However, the role of social media around the discussions was more tricky – we wanted the discussions, more than anything, to be a safe space for people to talk freely about their experiences, concerns, agreement and disagreement. To do so in a way where no-one felt like they were being ‘watched’, and therefor felt the need to edit their thoughts. So our approach was to document the ideas from the people who gave the talks as they expanded on it, and then represent the broad themes coming from the audience, in non-identifiable ways. In a couple of instances, the commenters in the sessions I was in had themselves been part of the Twitter commentary, so it felt like an act of agency to allow them to choose which of their ideas ended up as part of the Twitter record… they didn’t need my technical assistance to get their voice out there, so the choice to say what they said and where they said it was left with them… As a result there was some really useful dissension that wasn’t part of the Twitter output. At the end of the event I invited everyone to post longer reflections on the day. I hope those wise and considered differences of opinion are expressed in that way, because they really helped move the discussion forward in useful ways, and illuminated much of the complexity and nuance that has to be front and centre in any discussion of diversity, and by extension, identity.

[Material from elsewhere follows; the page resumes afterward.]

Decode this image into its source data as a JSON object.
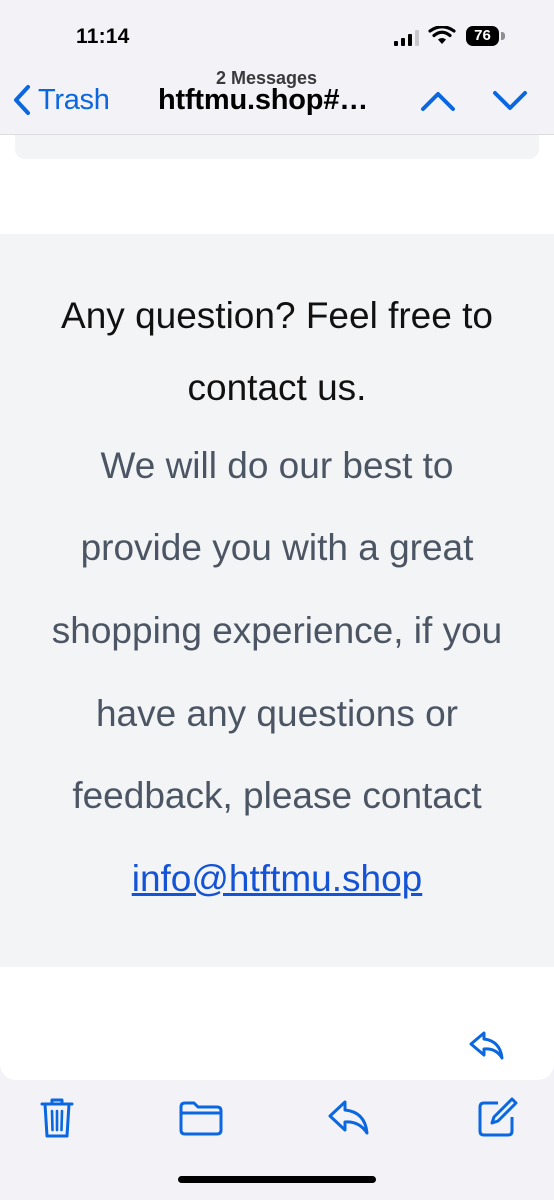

Then, in the breaks, we were able to talk with the delegates about their experience of the day, collect stories and opinions, as audio, and put those out as part of the general conversation. I’m deeply grateful to Terry and George for their work doing that. (see #TheDWord on Audioboom for those.)

The joy of a hashtag is that it democratises the volume of everyone’s voice – your tweets appear in the stream at the time you post them. Say the same thing over and over again, and people will tune you out. Make a valuable contribution, and people will engage. No-one can censor your voice, and many different perspectives can sit alongside one another. I think that happened here, and I think for the most part, it was done in a way that was really productive, and represented the richness and complexity of people’s perspectives on the issue – what the problem is and what the possible ways forward are – very well. I’m proud of the number of the tweets that we sent both on the Nitrobeat account and our own that were retweeted by people seeking to get those ideas out further – it’s a validation of our intention to accurately reflect what was happening in the room. We were also able to bring comments from Twitter into the discussions – I summarised a few general themes that had been expressed, and brought them as questions to the discussions, and then we were able to use Storify to gather all the tweets together around each talk, that best showed the quotes from the talks that really hit home.

All in, it was a real privilege to be a part of The D Word, and to be able to help amplify both the event and the voices around it – voices of agreement and voices of dissent, voices of encouragement and voices of caution. It’s not the only event that can or will happen around Diversity, and the suite of talks were curated with a vision of the model of forward-looking discussion that Diane at Nitrobeat saw as the best route. For what it’s worth, I think she got it pretty much spot on. I learned so much, was challenged by some of the talks, had questions about a LOT of them, and in many cases had those questions answered. The openness of the speakers to have their ideas questioned, challenged, to be requested to clarify points and explore the potential consequences of their recommendations, was so much to their credit and to the atmosphere that the organisers created.

I look forward to hearing the discussion move forward and to hearing more responses as the videos appear online and people get to dive in again to the issues those speakers raised. Each of the videos will be individually embeddable, so you’ll be able to take them, put them at the top of a blog post and write a response of your own. Please do 🙂